Contributors: Reyna, Janet, Chester, Mikhail
Description: Building energy assessment often focuses on the use of electricity and natural gas during the use phase of a structure while ignoring the energy investments necessary to construct the facility. This research develops a methodology for quantifying the “embedded” energy and greenhouse gases (GHG) in the building infrastructure of an entire metropolitan region. “Embedded” energy and GHGs refer to the energy necessary to manufacture materials and construct the infrastructure. Using these methods, a case study is developed for Los Angeles County.

Created Date: 2012-05
Contributors: Ferrell, Janet, Spierre, Susan, Chester, Mikhail

Created Date: 2012-12
Contributors: Chester, Mikhail, Bosfield, Roberta, Celoza, Amelia, et al.
Description: This report is the consolidated work of an interdisciplinary course project in CEE494/598, CON598, and SOS598, Urban Infrastructure Anatomy and Sustainable Development. In Fall 2012, the course at Arizona State University used sustainability research frameworks and life-cycle assessment methods to evaluate the comprehensive benefits and costs when transit-oriented development is infilled along the proposed light rail transit line expansion. In each case, and in every variation of possible future scenarios, there were distinct life-cycle benefits from both developing in more dense urban structures and reducing automobile travel in the process. Results from the report are superseded by our publication in ...

Contributors: Kimball, Mindy, Chester, Mikhail, Gino, Christopher, et al.
Description: This policy brief has been superseded by publication of the results in the Journal of Planning Education and Research (JPER), Volume 33, No. 4. DOI: 10.1177/0739456X13507485 Study Background: Researchers at ASU have determined that significant energy and environmental benefits are possible in the Phoenix metro area over the next 60 years from transit-oriented development along the current Valley Metro light rail line. The team evaluated infill densification outcomes when vacant lots and some dedicated surface parking lots are repurposed for residential development. Life cycle building (construction, use, and energy production) and transportation (manufacturing, operation, and energy production) changes were included ...

Contributors: Natarajan, Mukunth, Chester, Mikhail
Description: The Food-Energy-Water (FEW) nexus is the interaction and the interdependence of the food, energy and water systems. These interdependencies exist in all parts of the world yet little knowledge exists of the complexity within these interdependent systems. Using Arizona as a case study, systems-oriented frameworks are examined for their value in revealing the complexity of FEW nexus. Industrial Symbiosis, Life Cycle Assessment (LCA) and Urban Metabolism are examined. The Industrial Symbiosis presents the system as purely a technical one and looks only at technology and hard infrastructure. The LCA framework takes a reductionist approach and tries to make the system ...
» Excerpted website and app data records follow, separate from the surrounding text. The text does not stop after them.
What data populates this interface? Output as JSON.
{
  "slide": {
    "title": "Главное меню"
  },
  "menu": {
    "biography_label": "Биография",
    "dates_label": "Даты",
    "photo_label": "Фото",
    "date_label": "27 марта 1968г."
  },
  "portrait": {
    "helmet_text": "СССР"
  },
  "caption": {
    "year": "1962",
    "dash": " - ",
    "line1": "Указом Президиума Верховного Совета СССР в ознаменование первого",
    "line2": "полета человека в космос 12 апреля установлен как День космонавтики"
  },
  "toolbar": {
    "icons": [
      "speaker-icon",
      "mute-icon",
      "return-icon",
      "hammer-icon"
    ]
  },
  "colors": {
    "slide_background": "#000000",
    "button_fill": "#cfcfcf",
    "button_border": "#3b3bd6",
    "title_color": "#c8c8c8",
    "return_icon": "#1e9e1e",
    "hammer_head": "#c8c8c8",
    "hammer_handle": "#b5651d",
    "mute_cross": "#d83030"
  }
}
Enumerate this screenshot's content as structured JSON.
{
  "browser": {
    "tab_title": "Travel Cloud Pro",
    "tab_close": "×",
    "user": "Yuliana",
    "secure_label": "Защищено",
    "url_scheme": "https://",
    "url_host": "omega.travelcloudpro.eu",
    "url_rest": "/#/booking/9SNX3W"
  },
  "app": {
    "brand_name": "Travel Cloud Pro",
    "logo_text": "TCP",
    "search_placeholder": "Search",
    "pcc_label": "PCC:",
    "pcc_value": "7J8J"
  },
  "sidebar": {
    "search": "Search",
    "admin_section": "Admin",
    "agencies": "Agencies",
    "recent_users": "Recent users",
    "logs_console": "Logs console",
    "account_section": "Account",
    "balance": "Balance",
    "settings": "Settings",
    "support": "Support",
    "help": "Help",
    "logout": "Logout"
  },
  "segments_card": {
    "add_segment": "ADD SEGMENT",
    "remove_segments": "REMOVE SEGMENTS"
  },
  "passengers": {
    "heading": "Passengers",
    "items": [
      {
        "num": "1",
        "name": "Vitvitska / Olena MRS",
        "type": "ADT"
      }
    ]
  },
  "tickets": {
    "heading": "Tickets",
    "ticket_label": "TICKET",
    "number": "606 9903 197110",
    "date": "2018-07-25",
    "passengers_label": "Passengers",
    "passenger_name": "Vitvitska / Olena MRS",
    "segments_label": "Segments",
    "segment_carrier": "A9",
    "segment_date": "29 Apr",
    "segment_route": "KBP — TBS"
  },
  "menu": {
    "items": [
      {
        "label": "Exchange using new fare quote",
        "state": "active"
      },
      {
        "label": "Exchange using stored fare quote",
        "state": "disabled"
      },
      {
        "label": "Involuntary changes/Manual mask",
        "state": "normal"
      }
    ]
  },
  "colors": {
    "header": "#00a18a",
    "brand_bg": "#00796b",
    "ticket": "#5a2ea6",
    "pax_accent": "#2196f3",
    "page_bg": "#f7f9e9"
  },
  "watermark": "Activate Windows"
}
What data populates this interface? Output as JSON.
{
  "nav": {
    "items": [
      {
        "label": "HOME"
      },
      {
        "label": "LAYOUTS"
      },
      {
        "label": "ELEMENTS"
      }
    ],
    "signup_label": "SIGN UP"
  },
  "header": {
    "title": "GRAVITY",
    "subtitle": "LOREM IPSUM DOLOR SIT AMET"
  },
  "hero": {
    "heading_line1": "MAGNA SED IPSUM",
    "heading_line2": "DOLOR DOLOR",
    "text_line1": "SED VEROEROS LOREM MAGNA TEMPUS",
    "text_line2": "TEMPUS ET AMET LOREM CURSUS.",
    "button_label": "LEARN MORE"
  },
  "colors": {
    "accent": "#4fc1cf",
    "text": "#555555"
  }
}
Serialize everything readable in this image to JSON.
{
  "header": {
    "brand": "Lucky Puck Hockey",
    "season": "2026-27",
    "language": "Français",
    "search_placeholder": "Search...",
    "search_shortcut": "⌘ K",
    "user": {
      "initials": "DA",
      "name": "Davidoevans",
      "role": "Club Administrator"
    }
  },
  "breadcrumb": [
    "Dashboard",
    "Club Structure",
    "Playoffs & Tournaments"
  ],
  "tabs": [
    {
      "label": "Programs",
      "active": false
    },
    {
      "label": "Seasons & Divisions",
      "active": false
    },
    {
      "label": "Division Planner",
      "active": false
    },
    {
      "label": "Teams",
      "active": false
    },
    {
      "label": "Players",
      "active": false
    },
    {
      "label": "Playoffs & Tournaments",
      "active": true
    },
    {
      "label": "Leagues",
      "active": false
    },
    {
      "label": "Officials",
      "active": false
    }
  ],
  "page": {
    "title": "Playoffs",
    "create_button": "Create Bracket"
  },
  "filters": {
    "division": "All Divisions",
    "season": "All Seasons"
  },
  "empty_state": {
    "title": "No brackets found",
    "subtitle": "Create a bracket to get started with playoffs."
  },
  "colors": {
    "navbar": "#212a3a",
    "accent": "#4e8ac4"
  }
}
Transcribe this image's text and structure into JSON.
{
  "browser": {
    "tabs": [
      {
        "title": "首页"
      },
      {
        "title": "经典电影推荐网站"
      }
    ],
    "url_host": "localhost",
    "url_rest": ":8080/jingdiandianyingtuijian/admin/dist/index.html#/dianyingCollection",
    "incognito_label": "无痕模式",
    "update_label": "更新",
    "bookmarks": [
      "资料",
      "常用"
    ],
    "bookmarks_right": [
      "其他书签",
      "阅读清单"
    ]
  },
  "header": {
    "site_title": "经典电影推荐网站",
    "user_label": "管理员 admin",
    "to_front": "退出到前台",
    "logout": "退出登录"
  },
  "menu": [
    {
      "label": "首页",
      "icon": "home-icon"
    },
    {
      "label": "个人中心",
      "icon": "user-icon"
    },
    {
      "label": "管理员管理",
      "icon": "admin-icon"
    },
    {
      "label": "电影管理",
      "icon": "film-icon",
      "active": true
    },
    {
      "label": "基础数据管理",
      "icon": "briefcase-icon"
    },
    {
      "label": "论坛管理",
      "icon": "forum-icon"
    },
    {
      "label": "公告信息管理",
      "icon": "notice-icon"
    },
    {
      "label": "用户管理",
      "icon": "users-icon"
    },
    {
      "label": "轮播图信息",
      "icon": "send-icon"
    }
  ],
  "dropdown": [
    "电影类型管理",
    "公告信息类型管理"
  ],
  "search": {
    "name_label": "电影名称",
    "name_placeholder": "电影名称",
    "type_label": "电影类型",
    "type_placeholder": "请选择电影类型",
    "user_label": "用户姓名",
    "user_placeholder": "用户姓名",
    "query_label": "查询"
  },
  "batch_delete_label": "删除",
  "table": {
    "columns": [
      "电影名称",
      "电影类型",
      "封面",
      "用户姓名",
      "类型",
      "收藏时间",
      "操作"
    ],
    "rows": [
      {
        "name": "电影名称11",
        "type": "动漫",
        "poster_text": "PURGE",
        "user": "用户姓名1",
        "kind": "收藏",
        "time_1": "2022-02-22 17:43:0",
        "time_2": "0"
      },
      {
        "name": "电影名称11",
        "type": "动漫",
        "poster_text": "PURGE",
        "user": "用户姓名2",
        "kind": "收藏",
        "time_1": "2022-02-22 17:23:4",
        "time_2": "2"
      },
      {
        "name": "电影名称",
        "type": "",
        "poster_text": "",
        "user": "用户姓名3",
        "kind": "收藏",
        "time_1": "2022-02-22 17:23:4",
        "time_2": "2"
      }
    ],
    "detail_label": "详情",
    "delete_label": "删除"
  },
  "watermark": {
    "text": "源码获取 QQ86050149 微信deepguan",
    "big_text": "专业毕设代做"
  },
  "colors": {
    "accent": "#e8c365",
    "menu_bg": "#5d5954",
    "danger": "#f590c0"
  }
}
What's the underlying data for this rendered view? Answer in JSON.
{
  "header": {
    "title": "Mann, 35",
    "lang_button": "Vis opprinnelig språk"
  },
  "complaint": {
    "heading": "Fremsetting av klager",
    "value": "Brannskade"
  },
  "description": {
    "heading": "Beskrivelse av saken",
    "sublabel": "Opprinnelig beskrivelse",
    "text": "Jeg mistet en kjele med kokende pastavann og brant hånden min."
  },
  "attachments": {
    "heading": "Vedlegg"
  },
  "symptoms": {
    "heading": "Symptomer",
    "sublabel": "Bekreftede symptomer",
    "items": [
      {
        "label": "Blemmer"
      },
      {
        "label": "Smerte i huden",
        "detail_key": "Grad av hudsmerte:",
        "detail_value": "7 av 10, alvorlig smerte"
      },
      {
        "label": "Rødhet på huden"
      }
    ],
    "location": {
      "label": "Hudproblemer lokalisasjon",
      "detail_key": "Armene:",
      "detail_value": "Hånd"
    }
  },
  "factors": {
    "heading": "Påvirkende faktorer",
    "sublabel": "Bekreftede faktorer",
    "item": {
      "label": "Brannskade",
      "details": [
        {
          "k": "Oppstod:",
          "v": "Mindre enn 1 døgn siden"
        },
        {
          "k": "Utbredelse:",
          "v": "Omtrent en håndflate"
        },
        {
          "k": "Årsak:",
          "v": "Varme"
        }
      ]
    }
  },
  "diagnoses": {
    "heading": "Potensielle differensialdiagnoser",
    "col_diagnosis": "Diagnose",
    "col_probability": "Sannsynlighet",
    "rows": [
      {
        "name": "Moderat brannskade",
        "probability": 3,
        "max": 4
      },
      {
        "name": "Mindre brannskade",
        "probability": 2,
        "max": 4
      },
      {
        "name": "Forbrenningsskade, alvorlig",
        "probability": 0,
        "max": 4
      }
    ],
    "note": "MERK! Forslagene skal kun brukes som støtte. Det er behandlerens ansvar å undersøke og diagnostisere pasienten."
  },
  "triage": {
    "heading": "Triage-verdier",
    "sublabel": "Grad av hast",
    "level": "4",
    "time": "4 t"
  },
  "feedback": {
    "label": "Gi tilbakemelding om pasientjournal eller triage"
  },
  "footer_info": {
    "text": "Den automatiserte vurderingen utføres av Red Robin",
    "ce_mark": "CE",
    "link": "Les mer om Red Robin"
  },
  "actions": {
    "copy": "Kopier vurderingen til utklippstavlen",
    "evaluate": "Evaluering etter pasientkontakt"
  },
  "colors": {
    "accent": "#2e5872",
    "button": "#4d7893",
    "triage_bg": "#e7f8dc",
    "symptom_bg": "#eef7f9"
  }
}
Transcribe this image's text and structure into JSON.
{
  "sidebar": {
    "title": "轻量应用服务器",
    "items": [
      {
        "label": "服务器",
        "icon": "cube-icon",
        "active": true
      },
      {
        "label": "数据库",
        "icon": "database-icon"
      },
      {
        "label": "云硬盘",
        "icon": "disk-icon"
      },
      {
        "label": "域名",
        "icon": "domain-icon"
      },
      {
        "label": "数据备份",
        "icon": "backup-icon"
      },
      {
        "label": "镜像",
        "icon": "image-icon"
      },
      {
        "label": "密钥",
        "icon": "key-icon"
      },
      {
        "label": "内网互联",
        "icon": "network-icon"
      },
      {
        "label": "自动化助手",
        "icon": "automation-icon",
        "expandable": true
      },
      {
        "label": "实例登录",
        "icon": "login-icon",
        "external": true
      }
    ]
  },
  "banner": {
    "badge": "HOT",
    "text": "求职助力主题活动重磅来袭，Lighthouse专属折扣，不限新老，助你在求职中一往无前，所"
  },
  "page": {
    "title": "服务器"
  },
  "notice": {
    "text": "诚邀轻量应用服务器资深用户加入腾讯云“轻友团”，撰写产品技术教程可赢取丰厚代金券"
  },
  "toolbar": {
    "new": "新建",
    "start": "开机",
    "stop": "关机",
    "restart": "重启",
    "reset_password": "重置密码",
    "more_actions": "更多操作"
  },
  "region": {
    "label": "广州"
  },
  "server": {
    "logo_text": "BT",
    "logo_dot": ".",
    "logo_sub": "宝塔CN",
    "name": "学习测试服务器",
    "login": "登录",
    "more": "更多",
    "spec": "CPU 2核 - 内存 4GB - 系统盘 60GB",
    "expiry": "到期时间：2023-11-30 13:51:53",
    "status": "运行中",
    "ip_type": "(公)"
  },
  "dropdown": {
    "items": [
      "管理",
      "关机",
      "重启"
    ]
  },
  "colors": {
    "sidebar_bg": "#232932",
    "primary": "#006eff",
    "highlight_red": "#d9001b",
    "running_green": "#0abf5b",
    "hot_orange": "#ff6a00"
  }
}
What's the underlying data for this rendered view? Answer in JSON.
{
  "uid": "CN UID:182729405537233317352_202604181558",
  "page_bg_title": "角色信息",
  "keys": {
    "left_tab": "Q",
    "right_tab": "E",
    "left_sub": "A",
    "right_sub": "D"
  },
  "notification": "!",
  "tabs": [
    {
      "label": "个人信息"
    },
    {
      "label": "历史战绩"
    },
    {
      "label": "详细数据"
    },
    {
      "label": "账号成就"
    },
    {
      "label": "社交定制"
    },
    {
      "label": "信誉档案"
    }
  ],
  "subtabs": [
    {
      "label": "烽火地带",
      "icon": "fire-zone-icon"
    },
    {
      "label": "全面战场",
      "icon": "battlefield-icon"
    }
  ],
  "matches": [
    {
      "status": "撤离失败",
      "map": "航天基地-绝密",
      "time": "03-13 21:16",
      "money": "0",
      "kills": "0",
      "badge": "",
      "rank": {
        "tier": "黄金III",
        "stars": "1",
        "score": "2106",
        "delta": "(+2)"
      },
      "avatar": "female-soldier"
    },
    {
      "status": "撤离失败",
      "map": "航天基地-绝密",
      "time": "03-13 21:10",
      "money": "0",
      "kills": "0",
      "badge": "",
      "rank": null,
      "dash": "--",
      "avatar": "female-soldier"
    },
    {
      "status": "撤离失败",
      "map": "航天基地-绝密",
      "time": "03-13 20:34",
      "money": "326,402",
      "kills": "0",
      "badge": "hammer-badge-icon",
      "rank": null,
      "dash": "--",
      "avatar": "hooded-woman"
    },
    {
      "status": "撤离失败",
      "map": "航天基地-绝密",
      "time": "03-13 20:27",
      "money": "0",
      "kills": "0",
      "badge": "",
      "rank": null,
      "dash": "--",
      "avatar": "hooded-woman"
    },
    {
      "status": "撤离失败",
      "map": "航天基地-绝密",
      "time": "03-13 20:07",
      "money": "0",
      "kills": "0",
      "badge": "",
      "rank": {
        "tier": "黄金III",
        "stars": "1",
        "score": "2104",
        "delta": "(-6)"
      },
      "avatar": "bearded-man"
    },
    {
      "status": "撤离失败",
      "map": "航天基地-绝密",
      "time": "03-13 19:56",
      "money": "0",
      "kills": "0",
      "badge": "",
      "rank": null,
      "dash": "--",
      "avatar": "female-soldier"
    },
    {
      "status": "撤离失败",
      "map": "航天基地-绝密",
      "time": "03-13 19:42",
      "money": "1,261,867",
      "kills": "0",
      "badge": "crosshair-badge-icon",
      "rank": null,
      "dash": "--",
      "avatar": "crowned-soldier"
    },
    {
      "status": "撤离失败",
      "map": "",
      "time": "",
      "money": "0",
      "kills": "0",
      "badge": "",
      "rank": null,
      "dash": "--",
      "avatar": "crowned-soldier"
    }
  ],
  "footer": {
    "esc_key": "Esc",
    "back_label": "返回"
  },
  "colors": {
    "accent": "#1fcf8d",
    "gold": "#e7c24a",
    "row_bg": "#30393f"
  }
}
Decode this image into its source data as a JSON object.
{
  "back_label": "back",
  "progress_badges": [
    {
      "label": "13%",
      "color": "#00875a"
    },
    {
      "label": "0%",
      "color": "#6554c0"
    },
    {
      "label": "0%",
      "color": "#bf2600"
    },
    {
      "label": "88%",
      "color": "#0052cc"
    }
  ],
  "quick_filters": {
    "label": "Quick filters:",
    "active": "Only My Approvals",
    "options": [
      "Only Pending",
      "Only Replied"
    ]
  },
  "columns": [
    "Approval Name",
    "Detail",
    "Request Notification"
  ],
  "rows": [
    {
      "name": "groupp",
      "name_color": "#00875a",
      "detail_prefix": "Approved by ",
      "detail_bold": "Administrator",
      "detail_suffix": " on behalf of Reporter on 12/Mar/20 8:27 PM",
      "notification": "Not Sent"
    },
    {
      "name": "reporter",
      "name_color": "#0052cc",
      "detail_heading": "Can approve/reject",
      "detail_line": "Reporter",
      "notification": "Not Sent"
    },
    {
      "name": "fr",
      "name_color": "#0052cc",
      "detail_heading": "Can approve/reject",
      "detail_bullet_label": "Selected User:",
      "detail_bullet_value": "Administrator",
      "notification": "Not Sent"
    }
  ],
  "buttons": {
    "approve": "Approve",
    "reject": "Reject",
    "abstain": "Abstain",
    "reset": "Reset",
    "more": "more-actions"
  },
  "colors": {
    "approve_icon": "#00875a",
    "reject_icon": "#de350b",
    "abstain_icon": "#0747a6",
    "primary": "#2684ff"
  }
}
A collection of scholarly work published by and supporting the Center for Earth Systems Engineering and Management (CESEM) at Arizona State University.

CESEM focuses on "earth systems engineering and management," providing a basis for understanding, designing, and managing the complex integrated built/human/natural systems that increasingly characterize our planet.

Works in this collection are particularly important in linking engineering, technology, and sustainability, and are increasingly intertwined with the work of ASU's Global Institute of Sustainability (GIOS).